·1 min

2022 was a challenging summer for Mark Naniot, co-founder of an animal rescue organization in Wisconsin. They faced numerous infectious diseases, including Covid-19, chronic wasting disease in deer, and H5N1 bird flu. H5N1 is a highly transmissible virus that has infected and killed millions of birds and has been found in various mammals. While humans can be infected by H5N1, it is not well-adapted to us and rarely spreads between people. However, if the virus mutates in a way that allows it to infect humans more effectively, it could pose a significant threat. Naniot witnessed this firsthand when fox kits brought into their rescue facility showed severe seizures due to H5N1 infection. Although H5N1 infections in humans have been sporadic and often mild, there have been cases of severe illness and death. The virus has the potential to cause a human pandemic if it gains the ability to spread efficiently among people.

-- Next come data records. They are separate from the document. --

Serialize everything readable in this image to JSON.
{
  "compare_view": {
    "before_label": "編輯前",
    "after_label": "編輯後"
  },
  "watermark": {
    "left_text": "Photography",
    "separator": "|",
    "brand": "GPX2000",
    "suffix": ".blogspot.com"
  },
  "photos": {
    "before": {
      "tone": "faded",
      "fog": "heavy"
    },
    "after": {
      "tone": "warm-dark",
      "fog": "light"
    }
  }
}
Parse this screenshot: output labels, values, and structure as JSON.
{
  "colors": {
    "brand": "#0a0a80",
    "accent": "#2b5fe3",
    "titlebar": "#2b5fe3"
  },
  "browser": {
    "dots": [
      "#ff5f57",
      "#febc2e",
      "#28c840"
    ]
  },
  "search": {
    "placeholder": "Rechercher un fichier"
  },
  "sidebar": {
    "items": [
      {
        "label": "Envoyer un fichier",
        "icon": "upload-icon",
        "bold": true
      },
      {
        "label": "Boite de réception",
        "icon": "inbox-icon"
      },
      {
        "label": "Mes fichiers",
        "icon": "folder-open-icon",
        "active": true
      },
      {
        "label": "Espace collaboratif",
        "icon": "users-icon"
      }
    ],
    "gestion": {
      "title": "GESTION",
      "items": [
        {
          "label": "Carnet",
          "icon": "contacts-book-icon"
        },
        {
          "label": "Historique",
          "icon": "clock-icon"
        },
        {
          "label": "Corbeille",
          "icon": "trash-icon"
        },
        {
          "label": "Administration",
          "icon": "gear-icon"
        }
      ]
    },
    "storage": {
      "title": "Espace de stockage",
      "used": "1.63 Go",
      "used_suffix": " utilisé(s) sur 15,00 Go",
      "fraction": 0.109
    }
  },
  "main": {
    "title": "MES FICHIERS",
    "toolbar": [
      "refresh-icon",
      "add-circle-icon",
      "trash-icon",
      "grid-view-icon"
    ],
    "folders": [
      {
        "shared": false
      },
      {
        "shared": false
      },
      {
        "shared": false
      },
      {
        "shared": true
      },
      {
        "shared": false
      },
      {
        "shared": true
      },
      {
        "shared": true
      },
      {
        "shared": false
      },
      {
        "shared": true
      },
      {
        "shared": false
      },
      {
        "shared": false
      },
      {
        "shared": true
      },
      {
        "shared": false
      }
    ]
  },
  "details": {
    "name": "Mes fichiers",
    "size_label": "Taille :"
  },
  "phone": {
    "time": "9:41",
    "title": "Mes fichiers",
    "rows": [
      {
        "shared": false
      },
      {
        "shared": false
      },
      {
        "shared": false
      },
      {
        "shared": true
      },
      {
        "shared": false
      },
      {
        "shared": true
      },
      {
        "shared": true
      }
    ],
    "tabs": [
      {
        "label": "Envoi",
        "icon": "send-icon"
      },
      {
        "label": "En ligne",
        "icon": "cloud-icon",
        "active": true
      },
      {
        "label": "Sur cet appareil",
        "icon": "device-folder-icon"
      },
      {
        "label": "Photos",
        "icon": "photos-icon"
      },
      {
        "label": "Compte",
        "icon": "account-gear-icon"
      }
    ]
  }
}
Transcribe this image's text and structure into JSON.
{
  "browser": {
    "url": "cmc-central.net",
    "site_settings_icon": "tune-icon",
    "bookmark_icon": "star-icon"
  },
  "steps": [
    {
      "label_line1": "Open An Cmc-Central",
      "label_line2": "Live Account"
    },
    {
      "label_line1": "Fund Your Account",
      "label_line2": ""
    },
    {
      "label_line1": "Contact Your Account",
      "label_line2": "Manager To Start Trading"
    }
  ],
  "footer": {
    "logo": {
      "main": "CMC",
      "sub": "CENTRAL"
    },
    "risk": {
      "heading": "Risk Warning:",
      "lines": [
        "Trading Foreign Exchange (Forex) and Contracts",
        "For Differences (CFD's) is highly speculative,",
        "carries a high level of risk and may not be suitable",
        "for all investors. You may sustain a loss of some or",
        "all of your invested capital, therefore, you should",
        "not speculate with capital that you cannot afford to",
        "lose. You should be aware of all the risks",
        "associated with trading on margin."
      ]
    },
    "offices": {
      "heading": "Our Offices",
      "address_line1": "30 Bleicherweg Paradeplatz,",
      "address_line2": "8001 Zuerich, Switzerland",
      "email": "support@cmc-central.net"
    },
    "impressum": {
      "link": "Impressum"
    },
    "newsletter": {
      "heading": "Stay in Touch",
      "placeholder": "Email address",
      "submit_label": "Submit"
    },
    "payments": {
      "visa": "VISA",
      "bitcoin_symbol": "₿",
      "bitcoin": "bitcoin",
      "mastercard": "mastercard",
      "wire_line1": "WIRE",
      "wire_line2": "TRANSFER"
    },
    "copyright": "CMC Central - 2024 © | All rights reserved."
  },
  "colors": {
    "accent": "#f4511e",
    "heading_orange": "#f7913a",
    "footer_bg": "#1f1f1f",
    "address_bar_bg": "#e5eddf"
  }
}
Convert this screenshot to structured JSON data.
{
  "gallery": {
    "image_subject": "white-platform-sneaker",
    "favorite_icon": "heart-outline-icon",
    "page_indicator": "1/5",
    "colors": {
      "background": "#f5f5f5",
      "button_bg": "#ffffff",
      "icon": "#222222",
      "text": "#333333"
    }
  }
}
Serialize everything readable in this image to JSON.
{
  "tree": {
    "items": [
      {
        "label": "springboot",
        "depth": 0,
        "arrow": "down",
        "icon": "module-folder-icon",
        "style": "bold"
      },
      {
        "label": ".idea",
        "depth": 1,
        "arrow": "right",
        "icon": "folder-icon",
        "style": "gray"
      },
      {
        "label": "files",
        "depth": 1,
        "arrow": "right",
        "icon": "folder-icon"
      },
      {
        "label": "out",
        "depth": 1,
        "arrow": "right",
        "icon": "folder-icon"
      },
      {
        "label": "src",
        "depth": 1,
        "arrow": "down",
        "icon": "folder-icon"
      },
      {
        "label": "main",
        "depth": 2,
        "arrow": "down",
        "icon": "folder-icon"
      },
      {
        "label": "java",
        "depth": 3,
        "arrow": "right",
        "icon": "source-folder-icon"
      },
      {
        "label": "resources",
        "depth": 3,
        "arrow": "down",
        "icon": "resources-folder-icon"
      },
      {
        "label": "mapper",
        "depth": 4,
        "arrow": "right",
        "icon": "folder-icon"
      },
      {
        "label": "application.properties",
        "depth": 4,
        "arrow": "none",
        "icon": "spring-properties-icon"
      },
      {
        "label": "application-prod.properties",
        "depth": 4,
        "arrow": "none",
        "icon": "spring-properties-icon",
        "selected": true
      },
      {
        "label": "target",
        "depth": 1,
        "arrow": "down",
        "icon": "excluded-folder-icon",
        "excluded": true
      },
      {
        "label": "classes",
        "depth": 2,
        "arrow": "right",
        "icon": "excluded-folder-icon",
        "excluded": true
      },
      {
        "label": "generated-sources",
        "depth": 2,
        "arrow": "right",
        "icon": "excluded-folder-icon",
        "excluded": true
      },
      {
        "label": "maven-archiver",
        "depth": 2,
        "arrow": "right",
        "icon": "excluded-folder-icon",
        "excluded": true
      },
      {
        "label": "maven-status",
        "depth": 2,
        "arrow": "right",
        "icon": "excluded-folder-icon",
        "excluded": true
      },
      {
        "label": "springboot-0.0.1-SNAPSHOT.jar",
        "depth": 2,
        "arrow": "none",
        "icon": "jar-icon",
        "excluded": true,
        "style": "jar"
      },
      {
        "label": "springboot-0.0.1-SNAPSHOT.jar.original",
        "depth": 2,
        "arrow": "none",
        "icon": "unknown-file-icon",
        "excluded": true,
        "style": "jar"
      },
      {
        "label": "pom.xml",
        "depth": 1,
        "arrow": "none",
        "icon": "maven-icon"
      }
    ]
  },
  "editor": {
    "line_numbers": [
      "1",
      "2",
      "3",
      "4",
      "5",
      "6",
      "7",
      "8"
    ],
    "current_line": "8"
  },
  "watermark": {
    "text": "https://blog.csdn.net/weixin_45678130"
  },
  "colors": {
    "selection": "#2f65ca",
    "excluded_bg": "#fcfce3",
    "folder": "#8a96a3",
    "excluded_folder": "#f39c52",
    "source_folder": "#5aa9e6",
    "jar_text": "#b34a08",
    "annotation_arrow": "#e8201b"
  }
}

Research suggests that previous exposure to seasonal flu strains may provide some level of immunity, but vaccination remains important. Currently, the risk to the general public from H5N1 is considered low, but precautions should be taken by those working with infected animals. Authorities are developing a rapid test for H5N1.